IBMS Council Treasurer Robert began work as a junior MLSO in 1978. Here he recalls his travels and one of the more eye-opening laboratory techniques at the time.
I’ve been fortunate to have worked in a number of hospitals and with great colleagues. I started in 1978 as a junior A MLSO (medical laboratory scientific officer).
For the first two years I rotated around the pathology departments at Farnborough Hospital in Kent, spending 3 months in histopathology, followed by six months each in microbiology haematology (with a short time in transfusion) and biochemistry.
Getting an ONC (Ordinary National Certificate) in Medical Laboratory Sciences meant I could become a junior B MLSO position in the Biochemistry department. Two more years training and a Technician Education Council Higher Certificate in Medical Laboratory Sciences got me a qualified MLSO post.
At the time I entered the profession, university training was just starting, and most trainees were employed by a hospital, working four days a week plus one day at college. I attended Bromley Technical College where lectures and practical sessions went on until about 8.30 pm. People travelled from London and all over Kent to attend the classes at Bromley. We usually managed a trip to the pub after college as well.
I spent a further 3 years at Farnborough Hospital and in our laboratory at Bromley Hospital, during which I passed the special exam for IBMS fellowship. I then went to Australia for a working holiday and spent time in the pathology departments of Woden Valley Hospital in Canberra and Darwin Hospital in the Northern Territory.
On return to the UK, I worked at Central Middlesex Hospital in NW London and then moved on to Scotland where I was one of a small team who set up the pathology department in a new private hospital on Clydebank. I was responsible for the clinical chemistry lab and spent seven years there.
Returning to London I worked as laboratory manager of the chemical pathology department at Guy’s and St Thomas’ Hospitals. Latterly I have worked in Portsmouth as a pathology manager, and following that Director of Pathology Contracts and Performance at Bedford Hospital’s NHS Trust.
Improved analytical techniques
It has been wonderful to have been working in pathology as analytical techniques have developed and improved. When I first entered the profession radioisotopes were commonly used as labels in immunoassay, these have mostly been replaced by safer alternatives.
Mass spectrometry and genomic techniques are now entering routine use.
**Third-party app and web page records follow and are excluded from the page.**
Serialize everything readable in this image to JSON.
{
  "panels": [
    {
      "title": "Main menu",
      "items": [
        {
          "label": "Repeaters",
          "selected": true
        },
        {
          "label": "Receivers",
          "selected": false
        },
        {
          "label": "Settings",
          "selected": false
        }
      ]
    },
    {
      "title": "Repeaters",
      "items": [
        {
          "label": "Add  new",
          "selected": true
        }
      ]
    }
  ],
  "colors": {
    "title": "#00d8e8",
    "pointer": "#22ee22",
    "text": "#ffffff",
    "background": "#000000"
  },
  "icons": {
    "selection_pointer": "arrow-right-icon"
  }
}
I remember the first PC being installed in the lab at Farnborough, since then computing has allowed labs to automate much of the manual work and data transmission, no more handwriting results on to piles of pre-printed patient report forms!
Pathology and biomedical scientists have worked with colleagues in the other professions to introduce common standards for our services firstly with CPA (Clinical Pathology Accreditation) and then through UKAS and ISO15189.
The IBMS CPD scheme
Early in my career we often attended evening and weekend lectures and seminars, these were usually organised by IBMS branches and regions. The IBMS later developed a scheme for formally recognising this sort of activity with its CPD scheme. I believe this was one of the first in healthcare in the UK. It took me a while to get to grips with writing reflective practice though!
Being part of the IBMS has given me lots of opportunities to get involved and promote the profession, for example by being a member of branch committees, as specialist advisor on the clinical chemistry advisory panel and also on Council.
Mouth pipettes and lab coats
When I started training in the late 1970s, health and safety rules were rather different to those now in force. I remember being taught to mouth pipette reagents, which we did very carefully! Most diagnostic labs don’t prepare many reagents from bulk raw chemicals now, but we were making up “working reagents” using glass pipettes to mouth pipette strong acids, hydrochloric acid, that sort of thing. It was perfectly normal.
I remember the introduction of devices to help manage these liquids. They took quite a lot of practice to use deftly but did remove the need to mouth pipette hazardous liquids. When I was training I recall one of my older colleagues saying, “When I was training we had to mouth pipette some of the samples too!”
Lab staff used to wear traditional doctors style white coats, these did not provide complete protection most people possessed work clothing that was “customised” with chemical stains from small splashes and spillages. The lab coats we now wear with elasticated cuffs and high collars much provide better protection, when these were introduced they were known as “Howie coats” after the author of the report that recommended their introduction.
Relationships – then and now
Something that’s changed between when I started to how it is now is the relationship we had with our fellow hospital staff.
When I started there was a much closer relationship with the wards and clinics. We visited the wards first thing in the morning to collect blood specimens from the patients who had had tests written up by their doctors. Because we were out and about round the hospital we knew people from all over, administrators, pharmacists, radiographers, porters, housekeepers as well as the doctors and nursing staff. We had great times socialising with the other members of staff in the hospital social club. Some of my colleagues met their partners through the social scene at the hospital.
I’m fortunate to be in touch with many colleagues I’ve met over the years, although after a while you can lose touch with people, it’s important to appreciate the relationships you have with your colleagues, especially when you’re working together to provide a professional service which helps to save lives.